Finally, the biggest positive, explains Dr Cummings is that the acupressure mat can be used at home whenever is needed. “If this reduces the need for medication or other interventions with potential side effects, then that is a good thing,” says Dr Cummings.
Acupressure Mat Negatives
Vafeiadi says that it’s really important not to use an acupressure mat to treat musculoskeletal pathologies, where it’s preferable to see a specialist like a physiotherapist or a doctor first. It’s generally a safe treatment, but you should consult your doctor first in the following cases: skin lesion irritations, cancer, pregnancy, chronic diseases (such as rheumatoid arthritis), coagulation disease, heart disease, very low blood pressure, acute inflammations, lung failure, anticoagulant users, and epilepsy. “It’s very unlikely that these mats would cause any nerve damage or long-term problem provided that they are used sensibly. The only risk I can imagine would be in individuals with very sensitive or frail skin, where damage from minor injury is easy,” says Dr Cummings. He notes this treatment should only be used for “existing aches and pains or for relaxation rather than for treating new conditions that have not been assessed by a professional.”
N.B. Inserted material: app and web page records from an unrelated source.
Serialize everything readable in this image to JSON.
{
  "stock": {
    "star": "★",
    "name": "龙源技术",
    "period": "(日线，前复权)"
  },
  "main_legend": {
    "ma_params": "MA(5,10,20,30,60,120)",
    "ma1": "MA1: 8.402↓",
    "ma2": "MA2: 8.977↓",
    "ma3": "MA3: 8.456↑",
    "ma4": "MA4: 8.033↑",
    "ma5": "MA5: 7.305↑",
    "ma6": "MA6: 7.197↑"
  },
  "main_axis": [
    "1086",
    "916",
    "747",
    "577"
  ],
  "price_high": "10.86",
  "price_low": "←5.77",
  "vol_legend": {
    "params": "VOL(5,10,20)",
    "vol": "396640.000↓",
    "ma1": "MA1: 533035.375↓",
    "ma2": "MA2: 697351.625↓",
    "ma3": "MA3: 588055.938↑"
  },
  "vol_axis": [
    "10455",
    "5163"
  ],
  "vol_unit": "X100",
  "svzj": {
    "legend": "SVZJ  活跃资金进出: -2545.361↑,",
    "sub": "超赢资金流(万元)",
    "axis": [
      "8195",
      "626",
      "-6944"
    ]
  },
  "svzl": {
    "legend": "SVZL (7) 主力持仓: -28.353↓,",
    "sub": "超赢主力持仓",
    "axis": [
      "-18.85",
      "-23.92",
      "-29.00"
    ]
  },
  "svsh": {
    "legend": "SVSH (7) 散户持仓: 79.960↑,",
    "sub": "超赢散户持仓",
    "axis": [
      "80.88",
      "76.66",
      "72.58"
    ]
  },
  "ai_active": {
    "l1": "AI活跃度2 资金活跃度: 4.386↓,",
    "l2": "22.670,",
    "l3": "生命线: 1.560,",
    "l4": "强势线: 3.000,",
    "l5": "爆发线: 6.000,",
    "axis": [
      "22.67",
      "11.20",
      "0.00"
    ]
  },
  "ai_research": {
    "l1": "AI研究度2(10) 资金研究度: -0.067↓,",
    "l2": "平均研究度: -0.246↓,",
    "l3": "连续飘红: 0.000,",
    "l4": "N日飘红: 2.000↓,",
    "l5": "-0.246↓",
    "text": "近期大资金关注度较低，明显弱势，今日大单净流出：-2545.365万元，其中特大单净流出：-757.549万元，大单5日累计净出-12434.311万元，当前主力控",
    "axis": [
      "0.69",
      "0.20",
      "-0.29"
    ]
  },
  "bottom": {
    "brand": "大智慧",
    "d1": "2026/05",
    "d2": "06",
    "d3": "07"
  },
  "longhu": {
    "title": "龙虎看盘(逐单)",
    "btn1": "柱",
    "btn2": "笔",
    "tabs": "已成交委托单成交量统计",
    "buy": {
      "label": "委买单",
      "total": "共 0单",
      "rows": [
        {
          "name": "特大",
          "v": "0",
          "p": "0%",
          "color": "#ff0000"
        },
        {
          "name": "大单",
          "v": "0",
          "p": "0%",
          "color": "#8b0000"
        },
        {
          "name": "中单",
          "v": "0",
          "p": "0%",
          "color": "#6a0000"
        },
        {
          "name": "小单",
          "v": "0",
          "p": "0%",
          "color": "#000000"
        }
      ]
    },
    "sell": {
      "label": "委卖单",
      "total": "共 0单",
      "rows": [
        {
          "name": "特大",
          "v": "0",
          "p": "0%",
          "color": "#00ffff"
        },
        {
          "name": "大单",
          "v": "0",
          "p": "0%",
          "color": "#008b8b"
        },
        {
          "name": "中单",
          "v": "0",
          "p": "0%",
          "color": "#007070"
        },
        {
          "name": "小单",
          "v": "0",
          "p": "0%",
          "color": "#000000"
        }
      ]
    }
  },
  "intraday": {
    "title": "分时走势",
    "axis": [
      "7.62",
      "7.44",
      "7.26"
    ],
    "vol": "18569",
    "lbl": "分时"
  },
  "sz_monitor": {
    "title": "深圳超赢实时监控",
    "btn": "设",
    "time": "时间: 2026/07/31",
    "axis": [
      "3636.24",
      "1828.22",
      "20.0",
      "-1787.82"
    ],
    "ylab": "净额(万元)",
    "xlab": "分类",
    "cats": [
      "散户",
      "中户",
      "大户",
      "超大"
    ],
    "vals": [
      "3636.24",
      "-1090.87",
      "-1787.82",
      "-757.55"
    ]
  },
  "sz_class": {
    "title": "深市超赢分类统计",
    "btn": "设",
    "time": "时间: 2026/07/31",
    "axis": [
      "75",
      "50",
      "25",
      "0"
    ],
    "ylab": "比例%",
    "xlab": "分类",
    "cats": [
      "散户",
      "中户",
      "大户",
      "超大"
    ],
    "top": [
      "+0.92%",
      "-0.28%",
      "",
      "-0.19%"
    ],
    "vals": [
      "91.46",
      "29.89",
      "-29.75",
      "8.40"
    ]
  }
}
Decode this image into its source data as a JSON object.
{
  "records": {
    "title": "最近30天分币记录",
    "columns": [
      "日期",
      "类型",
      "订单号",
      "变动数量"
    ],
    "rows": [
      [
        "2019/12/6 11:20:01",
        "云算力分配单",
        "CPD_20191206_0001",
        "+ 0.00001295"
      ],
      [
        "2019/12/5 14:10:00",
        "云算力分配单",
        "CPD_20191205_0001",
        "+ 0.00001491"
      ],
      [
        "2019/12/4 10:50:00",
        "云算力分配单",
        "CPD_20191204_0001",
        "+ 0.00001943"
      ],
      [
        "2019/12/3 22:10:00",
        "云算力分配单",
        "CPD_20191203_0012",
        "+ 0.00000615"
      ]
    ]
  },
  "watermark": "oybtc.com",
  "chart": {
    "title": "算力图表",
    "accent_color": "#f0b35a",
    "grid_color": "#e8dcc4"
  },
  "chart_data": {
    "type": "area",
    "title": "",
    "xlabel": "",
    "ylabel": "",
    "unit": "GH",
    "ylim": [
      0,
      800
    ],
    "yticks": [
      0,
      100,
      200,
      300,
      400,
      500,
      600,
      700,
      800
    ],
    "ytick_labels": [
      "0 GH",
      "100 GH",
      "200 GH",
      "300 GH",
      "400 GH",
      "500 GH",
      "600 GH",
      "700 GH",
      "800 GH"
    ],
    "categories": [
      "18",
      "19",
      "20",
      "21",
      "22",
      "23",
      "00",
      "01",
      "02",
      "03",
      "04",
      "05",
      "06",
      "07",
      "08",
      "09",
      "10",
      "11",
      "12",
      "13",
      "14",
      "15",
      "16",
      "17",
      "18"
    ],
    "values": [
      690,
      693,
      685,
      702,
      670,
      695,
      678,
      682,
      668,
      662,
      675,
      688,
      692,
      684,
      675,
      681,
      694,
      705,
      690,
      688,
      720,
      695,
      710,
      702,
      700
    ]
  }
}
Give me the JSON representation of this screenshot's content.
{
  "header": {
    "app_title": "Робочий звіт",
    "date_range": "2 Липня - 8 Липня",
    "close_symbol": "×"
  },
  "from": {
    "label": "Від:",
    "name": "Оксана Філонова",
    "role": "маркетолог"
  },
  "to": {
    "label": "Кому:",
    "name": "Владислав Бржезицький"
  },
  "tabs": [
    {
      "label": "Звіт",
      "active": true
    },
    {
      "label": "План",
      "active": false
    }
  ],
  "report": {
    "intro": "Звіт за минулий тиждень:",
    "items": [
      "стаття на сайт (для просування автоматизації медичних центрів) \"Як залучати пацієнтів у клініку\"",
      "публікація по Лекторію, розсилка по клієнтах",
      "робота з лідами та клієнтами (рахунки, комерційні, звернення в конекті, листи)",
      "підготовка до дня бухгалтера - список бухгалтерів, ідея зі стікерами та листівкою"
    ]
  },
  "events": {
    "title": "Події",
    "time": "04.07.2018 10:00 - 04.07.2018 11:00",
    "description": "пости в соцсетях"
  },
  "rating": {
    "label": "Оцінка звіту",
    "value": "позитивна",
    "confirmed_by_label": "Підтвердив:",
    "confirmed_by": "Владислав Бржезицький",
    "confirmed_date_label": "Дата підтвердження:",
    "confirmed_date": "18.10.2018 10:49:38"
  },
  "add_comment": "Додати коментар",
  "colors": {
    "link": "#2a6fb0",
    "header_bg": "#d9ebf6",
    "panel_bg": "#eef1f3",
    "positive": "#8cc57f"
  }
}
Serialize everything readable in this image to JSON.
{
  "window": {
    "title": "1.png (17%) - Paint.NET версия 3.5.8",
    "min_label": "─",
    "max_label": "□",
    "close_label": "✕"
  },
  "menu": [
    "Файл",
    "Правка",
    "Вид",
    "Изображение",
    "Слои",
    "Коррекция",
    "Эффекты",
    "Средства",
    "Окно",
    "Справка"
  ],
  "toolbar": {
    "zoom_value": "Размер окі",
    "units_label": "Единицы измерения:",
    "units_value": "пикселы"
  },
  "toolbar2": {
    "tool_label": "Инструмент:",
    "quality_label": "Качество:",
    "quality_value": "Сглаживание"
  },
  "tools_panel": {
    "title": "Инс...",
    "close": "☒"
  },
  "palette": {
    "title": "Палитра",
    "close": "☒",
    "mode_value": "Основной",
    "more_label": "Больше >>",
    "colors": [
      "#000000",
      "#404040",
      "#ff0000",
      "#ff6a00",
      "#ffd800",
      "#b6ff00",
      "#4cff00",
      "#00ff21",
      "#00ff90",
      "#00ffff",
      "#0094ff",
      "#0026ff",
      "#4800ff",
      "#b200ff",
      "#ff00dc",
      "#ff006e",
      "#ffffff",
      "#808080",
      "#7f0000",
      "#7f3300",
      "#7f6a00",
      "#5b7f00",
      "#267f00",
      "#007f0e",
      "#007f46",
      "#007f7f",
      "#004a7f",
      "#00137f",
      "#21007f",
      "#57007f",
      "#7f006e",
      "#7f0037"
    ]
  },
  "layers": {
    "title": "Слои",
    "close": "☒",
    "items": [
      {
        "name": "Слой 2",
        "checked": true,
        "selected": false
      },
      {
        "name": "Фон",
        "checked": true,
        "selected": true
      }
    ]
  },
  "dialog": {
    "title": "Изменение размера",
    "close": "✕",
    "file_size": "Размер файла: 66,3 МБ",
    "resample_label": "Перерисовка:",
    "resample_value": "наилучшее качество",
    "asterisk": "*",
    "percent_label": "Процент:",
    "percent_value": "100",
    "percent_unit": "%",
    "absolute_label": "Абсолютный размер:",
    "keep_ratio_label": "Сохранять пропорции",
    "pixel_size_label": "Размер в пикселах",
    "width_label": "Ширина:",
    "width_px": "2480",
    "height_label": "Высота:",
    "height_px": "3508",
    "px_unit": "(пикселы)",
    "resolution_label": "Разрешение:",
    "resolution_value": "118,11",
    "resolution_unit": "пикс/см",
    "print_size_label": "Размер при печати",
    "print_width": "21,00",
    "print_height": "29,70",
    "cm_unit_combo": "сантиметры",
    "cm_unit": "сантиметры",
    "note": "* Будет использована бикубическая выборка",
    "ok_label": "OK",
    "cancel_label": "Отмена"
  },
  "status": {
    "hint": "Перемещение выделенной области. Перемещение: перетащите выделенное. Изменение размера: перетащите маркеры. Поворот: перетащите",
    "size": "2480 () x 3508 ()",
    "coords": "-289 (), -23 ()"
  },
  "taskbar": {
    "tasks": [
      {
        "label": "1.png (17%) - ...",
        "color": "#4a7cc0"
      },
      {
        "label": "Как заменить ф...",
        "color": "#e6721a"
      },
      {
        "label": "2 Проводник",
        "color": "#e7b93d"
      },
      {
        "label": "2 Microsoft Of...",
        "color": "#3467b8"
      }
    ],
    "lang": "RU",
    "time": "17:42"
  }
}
Final Verdict on the Acupressure Mat:
In short: yes, it worked on many of the claims. I was a bit apprehensive using the Bed of Nails mat at first, especially with some of its big promises. But I was surprised to find out that it was especially great at stress and anxiety relief, as that’s something that bothers me daily.
I wish the mat was a little wider, so that my shoulders would fully touch the needles. I presume if you have a smaller frame, you might not have this issue.
In terms of mental health and physical effects, I realised that using the mat at night energised me more than it relaxed me. For that reason, I’ll incorporate the mat into my morning or a daytime routine, rather than at night. It helps me start the day right and stress-free (as much as possible). It also helped my sore back almost instantly, which is something I don’t often experience (only with intensive stretches). I personally didn’t notice any improvements in terms of my sleep. Using it with a bare back is essential as, even with a light top massively minimises the effect of the needles. Finally, consistency is important with this mat, which may not always be possible in daily life. I find this to be the case with most spiritual or wellness practices, so the consistency of use depends on one’s priorities.
Image Source: Fani Mari